Your goal —
Repeat all of the records exactly, leaving out the pictures.

Data for analysis START

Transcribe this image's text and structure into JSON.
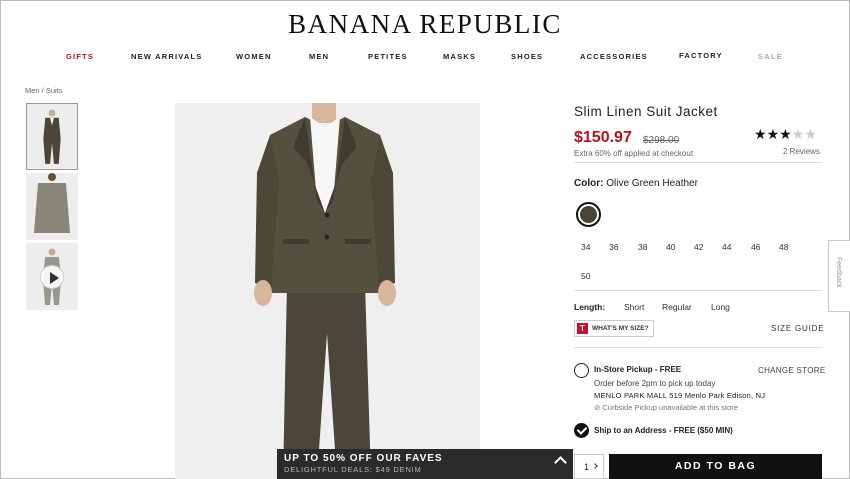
{
  "brand": {
    "logo": "BANANA REPUBLIC"
  },
  "nav": [
    {
      "label": "GIFTS"
    },
    {
      "label": "NEW ARRIVALS"
    },
    {
      "label": "WOMEN"
    },
    {
      "label": "MEN"
    },
    {
      "label": "PETITES"
    },
    {
      "label": "MASKS"
    },
    {
      "label": "SHOES"
    },
    {
      "label": "ACCESSORIES"
    },
    {
      "label": "FACTORY"
    },
    {
      "label": "SALE"
    }
  ],
  "breadcrumb": "Men / Suits",
  "product": {
    "name": "Slim Linen Suit Jacket",
    "price": "$150.97",
    "old_price": "$298.00",
    "promo_note": "Extra 60% off applied at checkout",
    "rating": 3,
    "rating_max": 5,
    "reviews": "2 Reviews",
    "color_label": "Color:",
    "color_value": "Olive Green Heather",
    "swatch_color": "#4a4538",
    "sizes": [
      "34",
      "36",
      "38",
      "40",
      "42",
      "44",
      "46",
      "48",
      "50"
    ],
    "length_label": "Length:",
    "lengths": [
      "Short",
      "Regular",
      "Long"
    ],
    "whats_my_size": "WHAT'S MY SIZE?",
    "whats_my_size_icon": "T",
    "size_guide": "SIZE GUIDE"
  },
  "fulfillment": {
    "pickup_title": "In-Store Pickup - FREE",
    "change_store": "CHANGE STORE",
    "pickup_line1": "Order before 2pm to pick up today",
    "pickup_line2": "MENLO PARK MALL 519 Menlo Park  Edison, NJ",
    "pickup_line3": "⊘ Curbside Pickup unavailable at this store",
    "ship_title": "Ship to an Address - FREE ($50 MIN)"
  },
  "cart": {
    "qty": "1",
    "add_to_bag": "ADD TO BAG"
  },
  "promo_banner": {
    "title": "UP TO 50% OFF OUR FAVES",
    "subtitle": "DELIGHTFUL DEALS: $49 DENIM"
  },
  "feedback_tab": "Feedback",
  "colors": {
    "sale_red": "#b5111f",
    "suit": "#4a4538"
  }
}
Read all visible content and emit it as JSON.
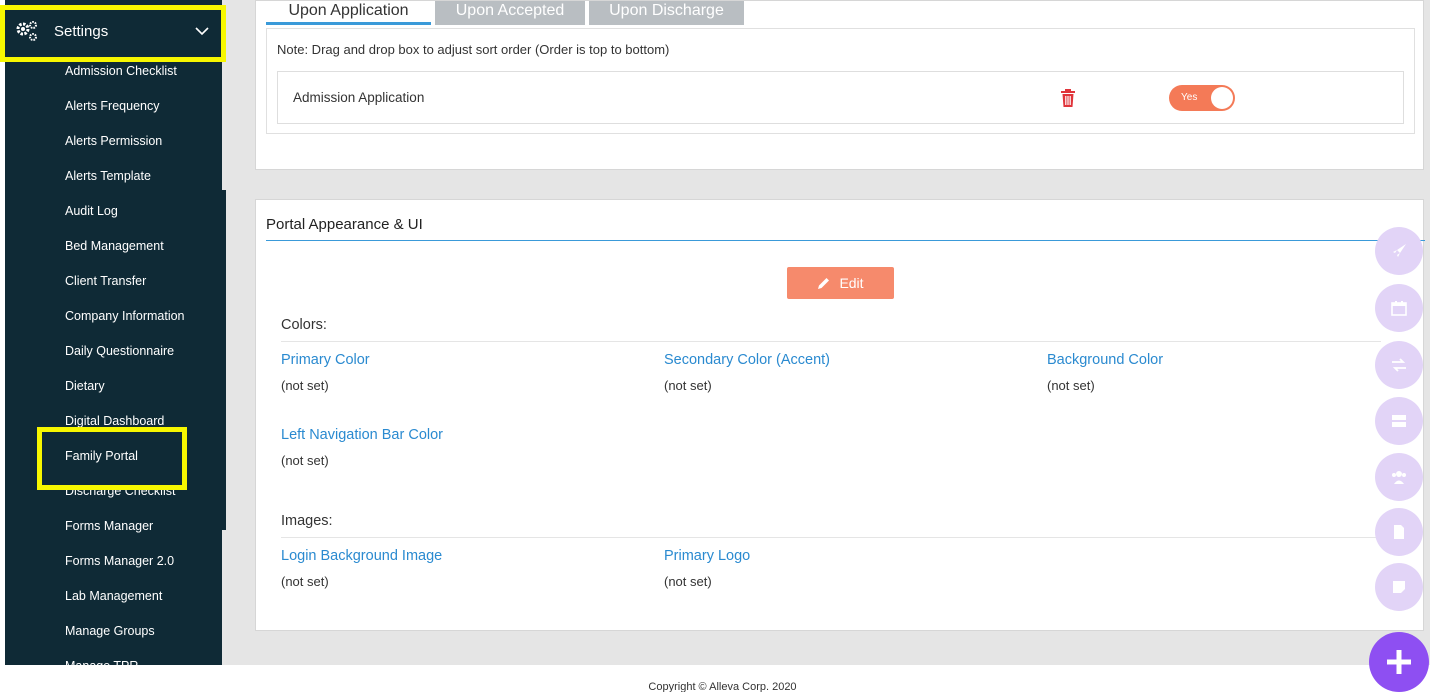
{
  "sidebar": {
    "header_label": "Settings",
    "items": [
      {
        "label": "Admission Checklist"
      },
      {
        "label": "Alerts Frequency"
      },
      {
        "label": "Alerts Permission"
      },
      {
        "label": "Alerts Template"
      },
      {
        "label": "Audit Log"
      },
      {
        "label": "Bed Management"
      },
      {
        "label": "Client Transfer"
      },
      {
        "label": "Company Information"
      },
      {
        "label": "Daily Questionnaire"
      },
      {
        "label": "Dietary"
      },
      {
        "label": "Digital Dashboard"
      },
      {
        "label": "Family Portal"
      },
      {
        "label": "Discharge Checklist"
      },
      {
        "label": "Forms Manager"
      },
      {
        "label": "Forms Manager 2.0"
      },
      {
        "label": "Lab Management"
      },
      {
        "label": "Manage Groups"
      },
      {
        "label": "Manage TPR"
      }
    ],
    "highlight_color": "#f7f700"
  },
  "tabs": [
    {
      "label": "Upon Application"
    },
    {
      "label": "Upon Accepted"
    },
    {
      "label": "Upon Discharge"
    }
  ],
  "checklist": {
    "note": "Note: Drag and drop box to adjust sort order (Order is top to bottom)",
    "items": [
      {
        "label": "Admission Application",
        "toggle_label": "Yes",
        "enabled": true
      }
    ]
  },
  "appearance": {
    "title": "Portal Appearance & UI",
    "edit_label": "Edit",
    "colors_label": "Colors:",
    "colors": [
      {
        "label": "Primary Color",
        "value": "(not set)"
      },
      {
        "label": "Secondary Color (Accent)",
        "value": "(not set)"
      },
      {
        "label": "Background Color",
        "value": "(not set)"
      },
      {
        "label": "Left Navigation Bar Color",
        "value": "(not set)"
      }
    ],
    "images_label": "Images:",
    "images": [
      {
        "label": "Login Background Image",
        "value": "(not set)"
      },
      {
        "label": "Primary Logo",
        "value": "(not set)"
      }
    ]
  },
  "fab": {
    "icons": [
      "rocket-icon",
      "calendar-icon",
      "transfer-icon",
      "server-icon",
      "users-icon",
      "document-icon",
      "note-icon"
    ],
    "main_icon": "plus-icon"
  },
  "footer": {
    "text": "Copyright © Alleva Corp. 2020"
  },
  "colors": {
    "sidebar_bg": "#0f2a36",
    "accent_orange": "#f47a57",
    "link_blue": "#2a8ad0",
    "fab_purple": "#8e4ff2"
  }
}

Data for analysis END

Response box —
Transcribe this image's text and structure into JSON.
{
  "brand": {
    "logo": "BANANA REPUBLIC"
  },
  "nav": [
    {
      "label": "GIFTS"
    },
    {
      "label": "NEW ARRIVALS"
    },
    {
      "label": "WOMEN"
    },
    {
      "label": "MEN"
    },
    {
      "label": "PETITES"
    },
    {
      "label": "MASKS"
    },
    {
      "label": "SHOES"
    },
    {
      "label": "ACCESSORIES"
    },
    {
      "label": "FACTORY"
    },
    {
      "label": "SALE"
    }
  ],
  "breadcrumb": "Men / Suits",
  "product": {
    "name": "Slim Linen Suit Jacket",
    "price": "$150.97",
    "old_price": "$298.00",
    "promo_note": "Extra 60% off applied at checkout",
    "rating": 3,
    "rating_max": 5,
    "reviews": "2 Reviews",
    "color_label": "Color:",
    "color_value": "Olive Green Heather",
    "swatch_color": "#4a4538",
    "sizes": [
      "34",
      "36",
      "38",
      "40",
      "42",
      "44",
      "46",
      "48",
      "50"
    ],
    "length_label": "Length:",
    "lengths": [
      "Short",
      "Regular",
      "Long"
    ],
    "whats_my_size": "WHAT'S MY SIZE?",
    "whats_my_size_icon": "T",
    "size_guide": "SIZE GUIDE"
  },
  "fulfillment": {
    "pickup_title": "In-Store Pickup - FREE",
    "change_store": "CHANGE STORE",
    "pickup_line1": "Order before 2pm to pick up today",
    "pickup_line2": "MENLO PARK MALL 519 Menlo Park  Edison, NJ",
    "pickup_line3": "⊘ Curbside Pickup unavailable at this store",
    "ship_title": "Ship to an Address - FREE ($50 MIN)"
  },
  "cart": {
    "qty": "1",
    "add_to_bag": "ADD TO BAG"
  },
  "promo_banner": {
    "title": "UP TO 50% OFF OUR FAVES",
    "subtitle": "DELIGHTFUL DEALS: $49 DENIM"
  },
  "feedback_tab": "Feedback",
  "colors": {
    "sale_red": "#b5111f",
    "suit": "#4a4538"
  }
}
Read all visible content and emit it as JSON.
{
  "sidebar": {
    "header_label": "Settings",
    "items": [
      {
        "label": "Admission Checklist"
      },
      {
        "label": "Alerts Frequency"
      },
      {
        "label": "Alerts Permission"
      },
      {
        "label": "Alerts Template"
      },
      {
        "label": "Audit Log"
      },
      {
        "label": "Bed Management"
      },
      {
        "label": "Client Transfer"
      },
      {
        "label": "Company Information"
      },
      {
        "label": "Daily Questionnaire"
      },
      {
        "label": "Dietary"
      },
      {
        "label": "Digital Dashboard"
      },
      {
        "label": "Family Portal"
      },
      {
        "label": "Discharge Checklist"
      },
      {
        "label": "Forms Manager"
      },
      {
        "label": "Forms Manager 2.0"
      },
      {
        "label": "Lab Management"
      },
      {
        "label": "Manage Groups"
      },
      {
        "label": "Manage TPR"
      }
    ],
    "highlight_color": "#f7f700"
  },
  "tabs": [
    {
      "label": "Upon Application"
    },
    {
      "label": "Upon Accepted"
    },
    {
      "label": "Upon Discharge"
    }
  ],
  "checklist": {
    "note": "Note: Drag and drop box to adjust sort order (Order is top to bottom)",
    "items": [
      {
        "label": "Admission Application",
        "toggle_label": "Yes",
        "enabled": true
      }
    ]
  },
  "appearance": {
    "title": "Portal Appearance & UI",
    "edit_label": "Edit",
    "colors_label": "Colors:",
    "colors": [
      {
        "label": "Primary Color",
        "value": "(not set)"
      },
      {
        "label": "Secondary Color (Accent)",
        "value": "(not set)"
      },
      {
        "label": "Background Color",
        "value": "(not set)"
      },
      {
        "label": "Left Navigation Bar Color",
        "value": "(not set)"
      }
    ],
    "images_label": "Images:",
    "images": [
      {
        "label": "Login Background Image",
        "value": "(not set)"
      },
      {
        "label": "Primary Logo",
        "value": "(not set)"
      }
    ]
  },
  "fab": {
    "icons": [
      "rocket-icon",
      "calendar-icon",
      "transfer-icon",
      "server-icon",
      "users-icon",
      "document-icon",
      "note-icon"
    ],
    "main_icon": "plus-icon"
  },
  "footer": {
    "text": "Copyright © Alleva Corp. 2020"
  },
  "colors": {
    "sidebar_bg": "#0f2a36",
    "accent_orange": "#f47a57",
    "link_blue": "#2a8ad0",
    "fab_purple": "#8e4ff2"
  }
}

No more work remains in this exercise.